▶ EXERCISE DIRECTIONS: Every line in the data below that has the word "image" should be returned.

▶ Entries taken from a collection:
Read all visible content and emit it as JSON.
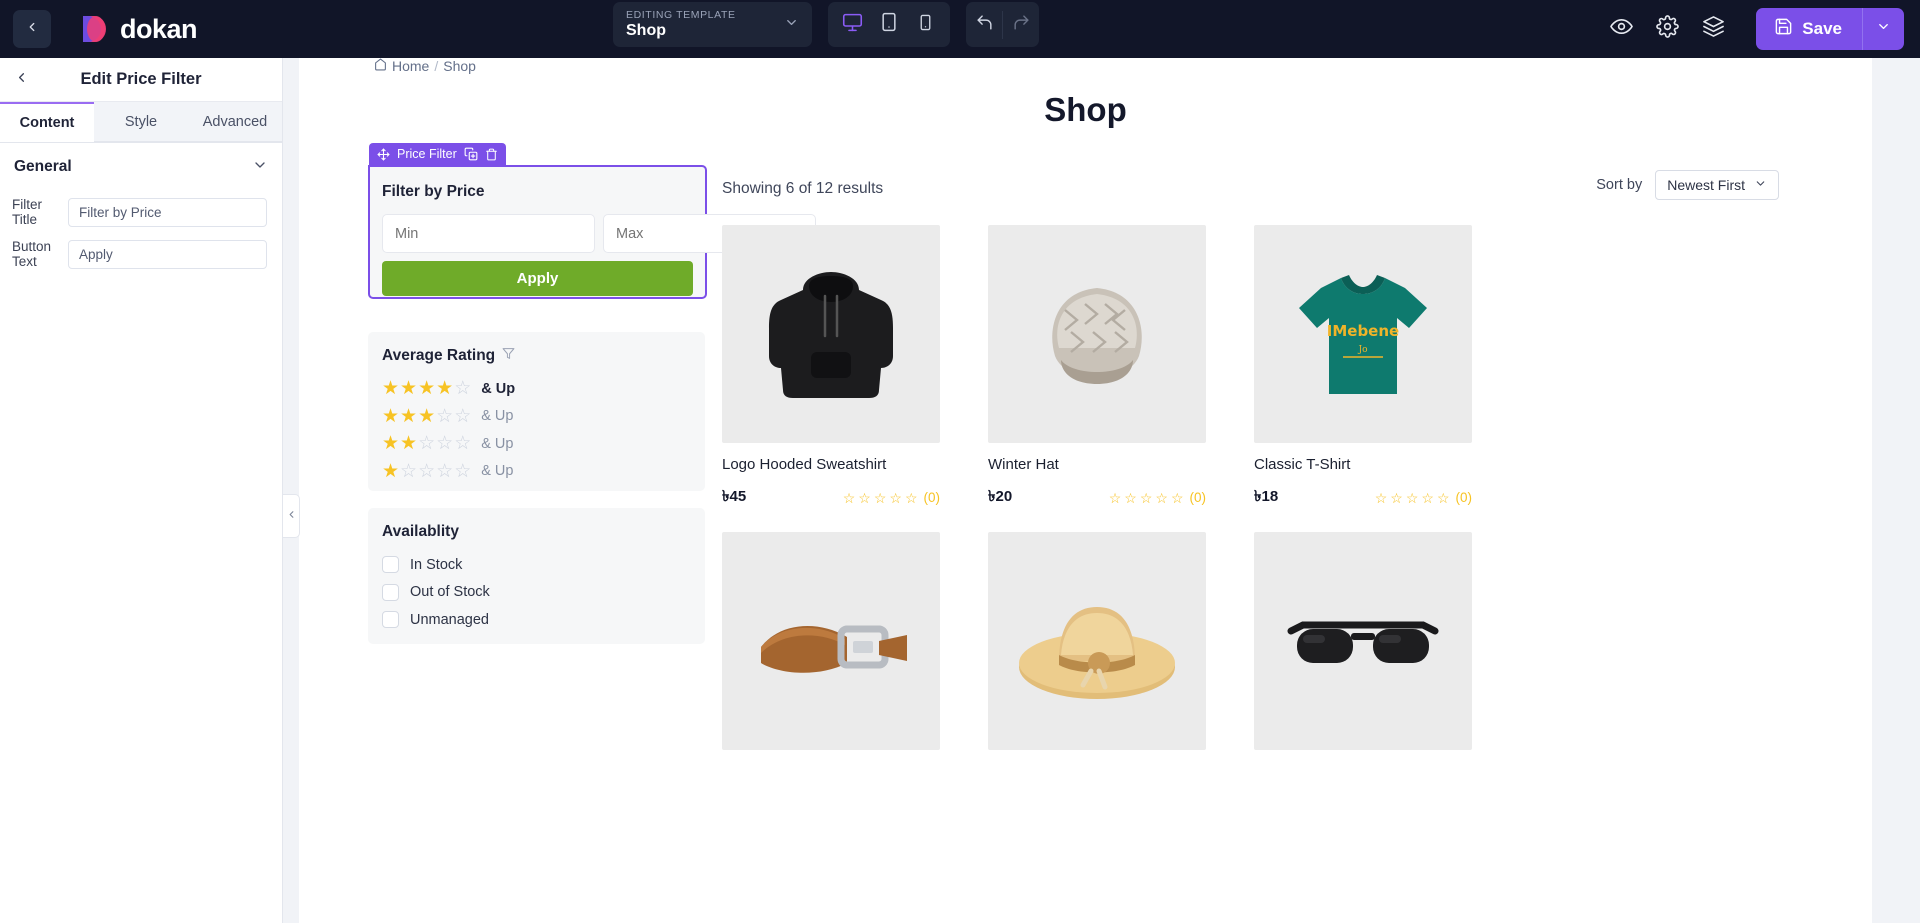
{
  "topbar": {
    "back_icon": "chevron-left-icon",
    "logo_text": "dokan",
    "template": {
      "label": "EDITING TEMPLATE",
      "value": "Shop",
      "chevron": "chevron-down-icon"
    },
    "devices": [
      {
        "name": "desktop",
        "icon": "desktop-icon",
        "active": true
      },
      {
        "name": "tablet",
        "icon": "tablet-icon",
        "active": false
      },
      {
        "name": "mobile",
        "icon": "mobile-icon",
        "active": false
      }
    ],
    "history": [
      {
        "name": "undo",
        "icon": "undo-icon"
      },
      {
        "name": "redo",
        "icon": "redo-icon"
      }
    ],
    "tools": [
      {
        "name": "preview",
        "icon": "eye-icon"
      },
      {
        "name": "settings",
        "icon": "gear-icon"
      },
      {
        "name": "layers",
        "icon": "layers-icon"
      }
    ],
    "save": {
      "label": "Save",
      "icon": "save-disk-icon",
      "chevron": "chevron-down-icon",
      "color": "#7b4fe8"
    }
  },
  "panel": {
    "back_icon": "chevron-left-icon",
    "title": "Edit Price Filter",
    "tabs": [
      {
        "label": "Content",
        "active": true
      },
      {
        "label": "Style",
        "active": false
      },
      {
        "label": "Advanced",
        "active": false
      }
    ],
    "section": {
      "title": "General",
      "chevron": "chevron-down-icon"
    },
    "fields": [
      {
        "label": "Filter Title",
        "value": "Filter by Price",
        "placeholder": "Filter by Price"
      },
      {
        "label": "Button Text",
        "value": "Apply",
        "placeholder": "Apply"
      }
    ],
    "collapse_icon": "chevron-left-icon"
  },
  "canvas": {
    "breadcrumb": {
      "home": "Home",
      "sep": "/",
      "current": "Shop",
      "icon": "home-icon"
    },
    "page_title": "Shop",
    "widget_badge": {
      "label": "Price Filter",
      "move_icon": "move-arrows-icon",
      "duplicate_icon": "duplicate-icon",
      "delete_icon": "trash-icon"
    },
    "price_filter": {
      "title": "Filter by Price",
      "min_placeholder": "Min",
      "max_placeholder": "Max",
      "apply_label": "Apply",
      "apply_color": "#6fab29"
    },
    "rating": {
      "title": "Average Rating",
      "filter_icon": "funnel-icon",
      "rows": [
        {
          "filled": 4,
          "label": "& Up"
        },
        {
          "filled": 3,
          "label": "& Up"
        },
        {
          "filled": 2,
          "label": "& Up"
        },
        {
          "filled": 1,
          "label": "& Up"
        }
      ]
    },
    "availability": {
      "title": "Availablity",
      "options": [
        {
          "label": "In Stock",
          "checked": false
        },
        {
          "label": "Out of Stock",
          "checked": false
        },
        {
          "label": "Unmanaged",
          "checked": false
        }
      ]
    },
    "results_text": "Showing 6 of 12 results",
    "sort": {
      "label": "Sort by",
      "value": "Newest First",
      "chevron": "chevron-down-icon"
    },
    "products": [
      {
        "name": "Logo Hooded Sweatshirt",
        "price": "৳45",
        "rating": 0,
        "reviews": "(0)",
        "image": "hoodie"
      },
      {
        "name": "Winter Hat",
        "price": "৳20",
        "rating": 0,
        "reviews": "(0)",
        "image": "beanie"
      },
      {
        "name": "Classic T-Shirt",
        "price": "৳18",
        "rating": 0,
        "reviews": "(0)",
        "image": "tshirt"
      },
      {
        "name": "",
        "price": "",
        "rating": 0,
        "reviews": "",
        "image": "belt"
      },
      {
        "name": "",
        "price": "",
        "rating": 0,
        "reviews": "",
        "image": "strawhat"
      },
      {
        "name": "",
        "price": "",
        "rating": 0,
        "reviews": "",
        "image": "sunglasses"
      }
    ]
  }
}
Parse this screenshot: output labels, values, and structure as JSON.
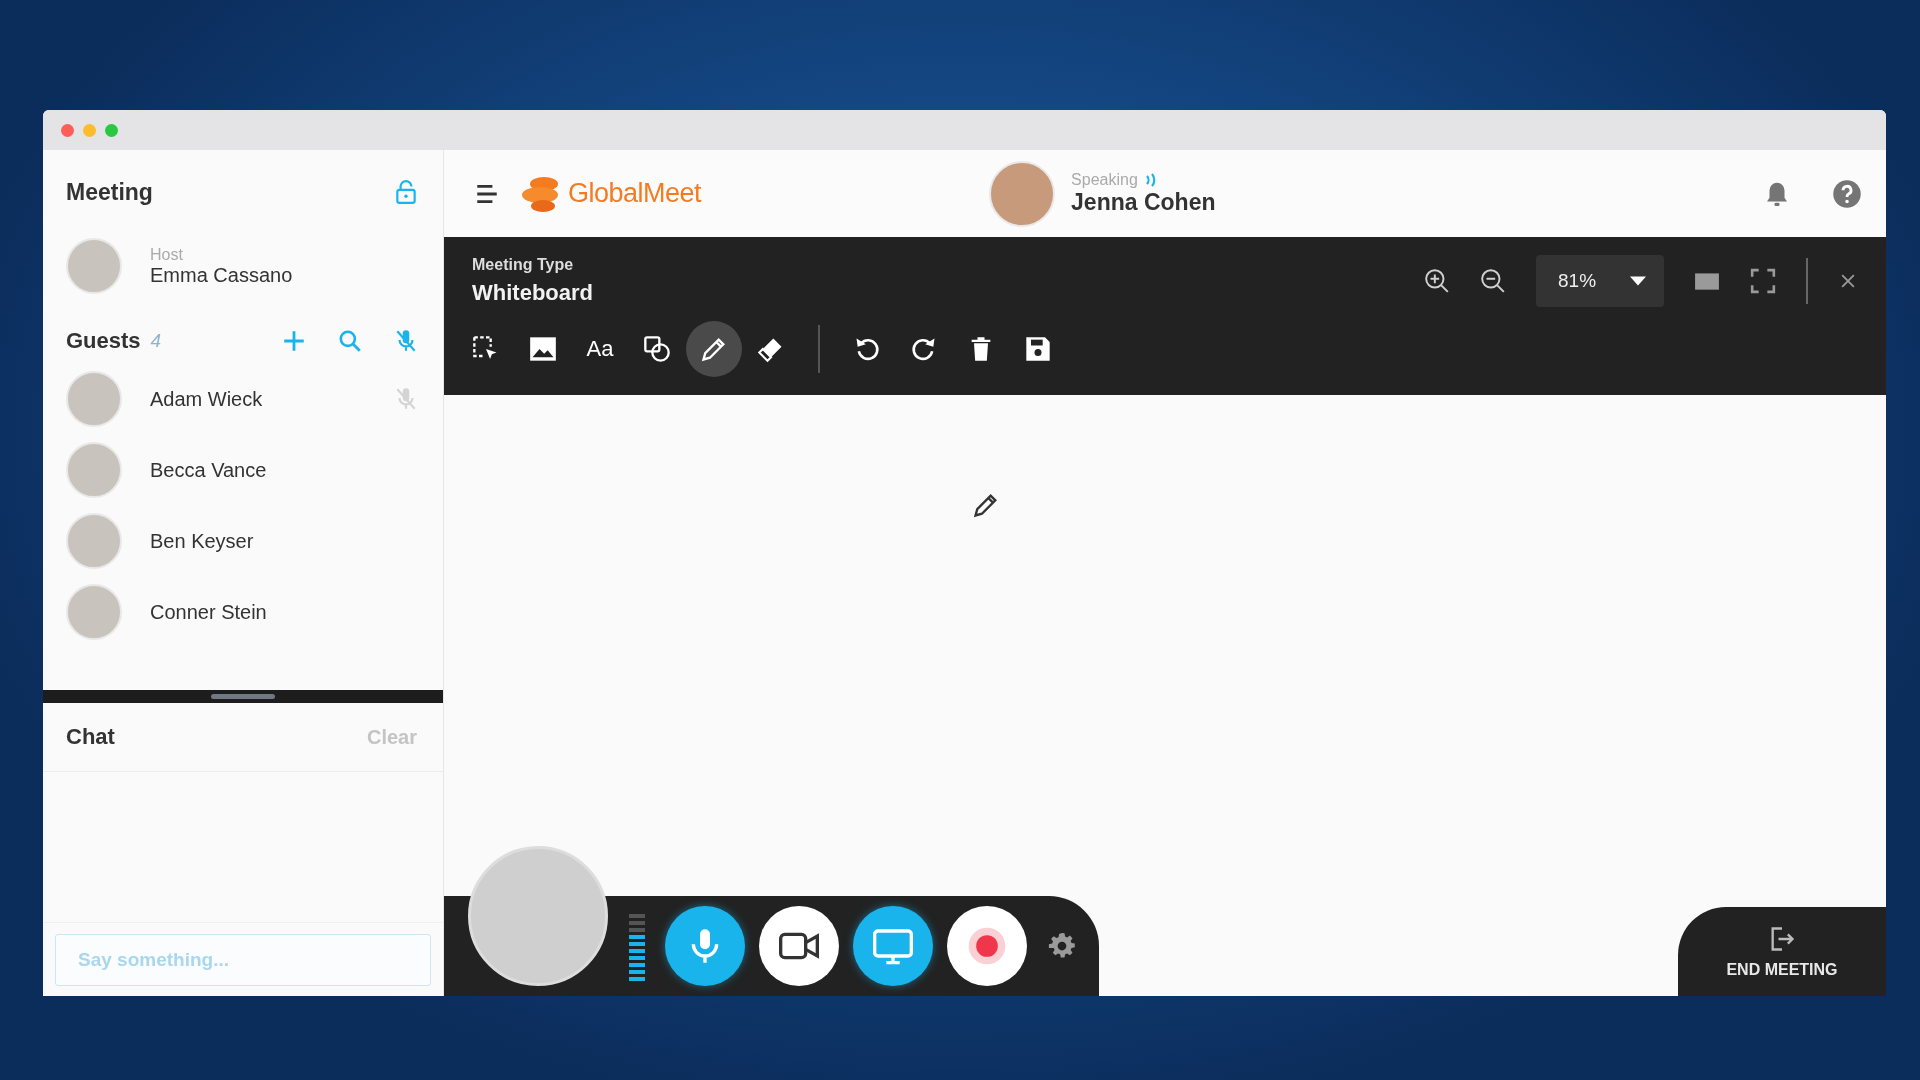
{
  "sidebar": {
    "title": "Meeting",
    "host": {
      "label": "Host",
      "name": "Emma Cassano"
    },
    "guests": {
      "title": "Guests",
      "count": "4",
      "people": [
        {
          "name": "Adam Wieck",
          "muted": true
        },
        {
          "name": "Becca Vance",
          "muted": false
        },
        {
          "name": "Ben Keyser",
          "muted": false
        },
        {
          "name": "Conner Stein",
          "muted": false
        }
      ]
    },
    "chat": {
      "title": "Chat",
      "clear": "Clear",
      "placeholder": "Say something..."
    }
  },
  "header": {
    "logo": "GlobalMeet",
    "speaker": {
      "label": "Speaking",
      "name": "Jenna Cohen"
    }
  },
  "whiteboard_bar": {
    "type_label": "Meeting Type",
    "type": "Whiteboard",
    "zoom": "81%",
    "tools": [
      {
        "kind": "select",
        "selected": false
      },
      {
        "kind": "image",
        "selected": false
      },
      {
        "kind": "text",
        "label": "Aa",
        "selected": false
      },
      {
        "kind": "shapes",
        "selected": false
      },
      {
        "kind": "pen",
        "selected": true
      },
      {
        "kind": "eraser",
        "selected": false
      }
    ],
    "actions": [
      {
        "kind": "undo"
      },
      {
        "kind": "redo"
      },
      {
        "kind": "delete"
      },
      {
        "kind": "save"
      }
    ]
  },
  "call_controls": {
    "mic_meter": {
      "level": 0.7
    },
    "buttons": [
      {
        "kind": "mic",
        "on": true
      },
      {
        "kind": "camera",
        "on": false
      },
      {
        "kind": "screen",
        "on": true
      },
      {
        "kind": "record",
        "on": false
      }
    ]
  },
  "end_meeting": "END MEETING"
}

▶ PROBLEM SOLUTION:
        "image": "hoodie"
        "image": "beanie"
        "image": "tshirt"
        "image": "belt"
        "image": "strawhat"
        "image": "sunglasses"
        "kind": "image",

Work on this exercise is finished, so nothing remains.